**About this exercise:**
Each record below is to be retyped exactly, with its pictures omitted.

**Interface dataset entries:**
· · · ·

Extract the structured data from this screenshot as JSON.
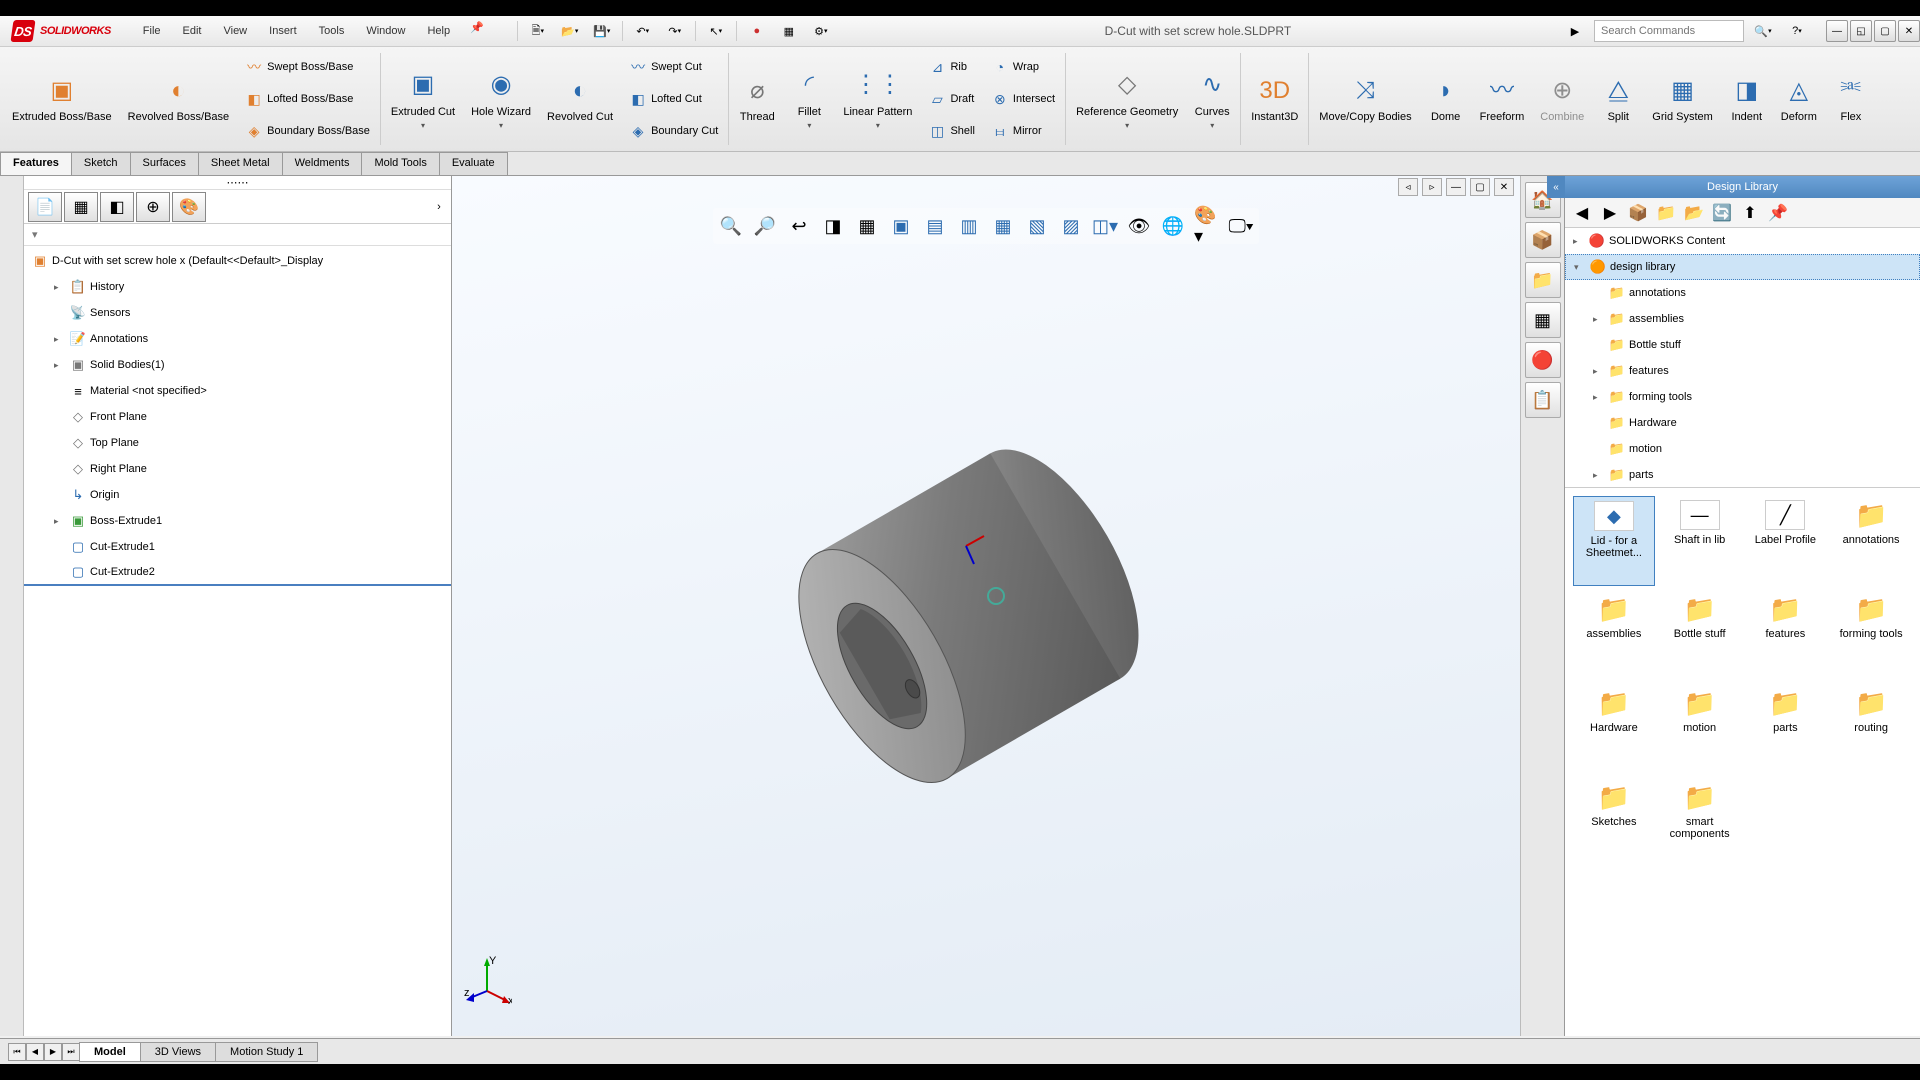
{
  "app_name": "SOLIDWORKS",
  "doc_title": "D-Cut with set screw hole.SLDPRT",
  "menus": [
    "File",
    "Edit",
    "View",
    "Insert",
    "Tools",
    "Window",
    "Help"
  ],
  "search_placeholder": "Search Commands",
  "ribbon": {
    "extruded_boss": "Extruded Boss/Base",
    "revolved_boss": "Revolved Boss/Base",
    "swept_boss": "Swept Boss/Base",
    "lofted_boss": "Lofted Boss/Base",
    "boundary_boss": "Boundary Boss/Base",
    "extruded_cut": "Extruded Cut",
    "hole_wizard": "Hole Wizard",
    "revolved_cut": "Revolved Cut",
    "swept_cut": "Swept Cut",
    "lofted_cut": "Lofted Cut",
    "boundary_cut": "Boundary Cut",
    "fillet": "Fillet",
    "linear_pattern": "Linear Pattern",
    "rib": "Rib",
    "draft": "Draft",
    "shell": "Shell",
    "wrap": "Wrap",
    "intersect": "Intersect",
    "mirror": "Mirror",
    "ref_geometry": "Reference Geometry",
    "curves": "Curves",
    "thread": "Thread",
    "instant3d": "Instant3D",
    "movecopy": "Move/Copy Bodies",
    "dome": "Dome",
    "freeform": "Freeform",
    "combine": "Combine",
    "split": "Split",
    "gridsystem": "Grid System",
    "indent": "Indent",
    "deform": "Deform",
    "flex": "Flex"
  },
  "tabs": [
    "Features",
    "Sketch",
    "Surfaces",
    "Sheet Metal",
    "Weldments",
    "Mold Tools",
    "Evaluate"
  ],
  "active_tab": "Features",
  "tree": {
    "root": "D-Cut with set screw hole x  (Default<<Default>_Display",
    "items": [
      {
        "label": "History",
        "icon": "📋"
      },
      {
        "label": "Sensors",
        "icon": "📡"
      },
      {
        "label": "Annotations",
        "icon": "📝",
        "expand": true
      },
      {
        "label": "Solid Bodies(1)",
        "icon": "▣",
        "expand": true
      },
      {
        "label": "Material <not specified>",
        "icon": "≡"
      },
      {
        "label": "Front Plane",
        "icon": "◇"
      },
      {
        "label": "Top Plane",
        "icon": "◇"
      },
      {
        "label": "Right Plane",
        "icon": "◇"
      },
      {
        "label": "Origin",
        "icon": "↳"
      },
      {
        "label": "Boss-Extrude1",
        "icon": "▣",
        "expand": true
      },
      {
        "label": "Cut-Extrude1",
        "icon": "▢"
      },
      {
        "label": "Cut-Extrude2",
        "icon": "▢"
      }
    ]
  },
  "design_library": {
    "title": "Design Library",
    "tree": [
      {
        "label": "SOLIDWORKS Content",
        "indent": 0,
        "icon": "🔴"
      },
      {
        "label": "design library",
        "indent": 0,
        "icon": "🟠",
        "selected": true,
        "expand": true
      },
      {
        "label": "annotations",
        "indent": 1,
        "icon": "📁"
      },
      {
        "label": "assemblies",
        "indent": 1,
        "icon": "📁"
      },
      {
        "label": "Bottle stuff",
        "indent": 1,
        "icon": "📁"
      },
      {
        "label": "features",
        "indent": 1,
        "icon": "📁"
      },
      {
        "label": "forming tools",
        "indent": 1,
        "icon": "📁"
      },
      {
        "label": "Hardware",
        "indent": 1,
        "icon": "📁"
      },
      {
        "label": "motion",
        "indent": 1,
        "icon": "📁"
      },
      {
        "label": "parts",
        "indent": 1,
        "icon": "📁"
      }
    ],
    "items": [
      {
        "label": "Lid -  for a Sheetmet...",
        "type": "file",
        "selected": true
      },
      {
        "label": "Shaft in lib",
        "type": "file"
      },
      {
        "label": "Label Profile",
        "type": "file"
      },
      {
        "label": "annotations",
        "type": "folder"
      },
      {
        "label": "assemblies",
        "type": "folder"
      },
      {
        "label": "Bottle stuff",
        "type": "folder"
      },
      {
        "label": "features",
        "type": "folder"
      },
      {
        "label": "forming tools",
        "type": "folder"
      },
      {
        "label": "Hardware",
        "type": "folder"
      },
      {
        "label": "motion",
        "type": "folder"
      },
      {
        "label": "parts",
        "type": "folder"
      },
      {
        "label": "routing",
        "type": "folder"
      },
      {
        "label": "Sketches",
        "type": "folder"
      },
      {
        "label": "smart components",
        "type": "folder"
      }
    ]
  },
  "bottom_tabs": [
    "Model",
    "3D Views",
    "Motion Study 1"
  ],
  "active_bottom_tab": "Model",
  "triad_labels": {
    "x": "x",
    "y": "Y",
    "z": "z"
  }
}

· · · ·

**Output for this task:**
Extract the structured data from this screenshot as JSON.
{
  "app_name": "SOLIDWORKS",
  "doc_title": "D-Cut with set screw hole.SLDPRT",
  "menus": [
    "File",
    "Edit",
    "View",
    "Insert",
    "Tools",
    "Window",
    "Help"
  ],
  "search_placeholder": "Search Commands",
  "ribbon": {
    "extruded_boss": "Extruded Boss/Base",
    "revolved_boss": "Revolved Boss/Base",
    "swept_boss": "Swept Boss/Base",
    "lofted_boss": "Lofted Boss/Base",
    "boundary_boss": "Boundary Boss/Base",
    "extruded_cut": "Extruded Cut",
    "hole_wizard": "Hole Wizard",
    "revolved_cut": "Revolved Cut",
    "swept_cut": "Swept Cut",
    "lofted_cut": "Lofted Cut",
    "boundary_cut": "Boundary Cut",
    "fillet": "Fillet",
    "linear_pattern": "Linear Pattern",
    "rib": "Rib",
    "draft": "Draft",
    "shell": "Shell",
    "wrap": "Wrap",
    "intersect": "Intersect",
    "mirror": "Mirror",
    "ref_geometry": "Reference Geometry",
    "curves": "Curves",
    "thread": "Thread",
    "instant3d": "Instant3D",
    "movecopy": "Move/Copy Bodies",
    "dome": "Dome",
    "freeform": "Freeform",
    "combine": "Combine",
    "split": "Split",
    "gridsystem": "Grid System",
    "indent": "Indent",
    "deform": "Deform",
    "flex": "Flex"
  },
  "tabs": [
    "Features",
    "Sketch",
    "Surfaces",
    "Sheet Metal",
    "Weldments",
    "Mold Tools",
    "Evaluate"
  ],
  "active_tab": "Features",
  "tree": {
    "root": "D-Cut with set screw hole x  (Default<<Default>_Display",
    "items": [
      {
        "label": "History",
        "icon": "📋"
      },
      {
        "label": "Sensors",
        "icon": "📡"
      },
      {
        "label": "Annotations",
        "icon": "📝",
        "expand": true
      },
      {
        "label": "Solid Bodies(1)",
        "icon": "▣",
        "expand": true
      },
      {
        "label": "Material <not specified>",
        "icon": "≡"
      },
      {
        "label": "Front Plane",
        "icon": "◇"
      },
      {
        "label": "Top Plane",
        "icon": "◇"
      },
      {
        "label": "Right Plane",
        "icon": "◇"
      },
      {
        "label": "Origin",
        "icon": "↳"
      },
      {
        "label": "Boss-Extrude1",
        "icon": "▣",
        "expand": true
      },
      {
        "label": "Cut-Extrude1",
        "icon": "▢"
      },
      {
        "label": "Cut-Extrude2",
        "icon": "▢"
      }
    ]
  },
  "design_library": {
    "title": "Design Library",
    "tree": [
      {
        "label": "SOLIDWORKS Content",
        "indent": 0,
        "icon": "🔴"
      },
      {
        "label": "design library",
        "indent": 0,
        "icon": "🟠",
        "selected": true,
        "expand": true
      },
      {
        "label": "annotations",
        "indent": 1,
        "icon": "📁"
      },
      {
        "label": "assemblies",
        "indent": 1,
        "icon": "📁"
      },
      {
        "label": "Bottle stuff",
        "indent": 1,
        "icon": "📁"
      },
      {
        "label": "features",
        "indent": 1,
        "icon": "📁"
      },
      {
        "label": "forming tools",
        "indent": 1,
        "icon": "📁"
      },
      {
        "label": "Hardware",
        "indent": 1,
        "icon": "📁"
      },
      {
        "label": "motion",
        "indent": 1,
        "icon": "📁"
      },
      {
        "label": "parts",
        "indent": 1,
        "icon": "📁"
      }
    ],
    "items": [
      {
        "label": "Lid -  for a Sheetmet...",
        "type": "file",
        "selected": true
      },
      {
        "label": "Shaft in lib",
        "type": "file"
      },
      {
        "label": "Label Profile",
        "type": "file"
      },
      {
        "label": "annotations",
        "type": "folder"
      },
      {
        "label": "assemblies",
        "type": "folder"
      },
      {
        "label": "Bottle stuff",
        "type": "folder"
      },
      {
        "label": "features",
        "type": "folder"
      },
      {
        "label": "forming tools",
        "type": "folder"
      },
      {
        "label": "Hardware",
        "type": "folder"
      },
      {
        "label": "motion",
        "type": "folder"
      },
      {
        "label": "parts",
        "type": "folder"
      },
      {
        "label": "routing",
        "type": "folder"
      },
      {
        "label": "Sketches",
        "type": "folder"
      },
      {
        "label": "smart components",
        "type": "folder"
      }
    ]
  },
  "bottom_tabs": [
    "Model",
    "3D Views",
    "Motion Study 1"
  ],
  "active_bottom_tab": "Model",
  "triad_labels": {
    "x": "x",
    "y": "Y",
    "z": "z"
  }
}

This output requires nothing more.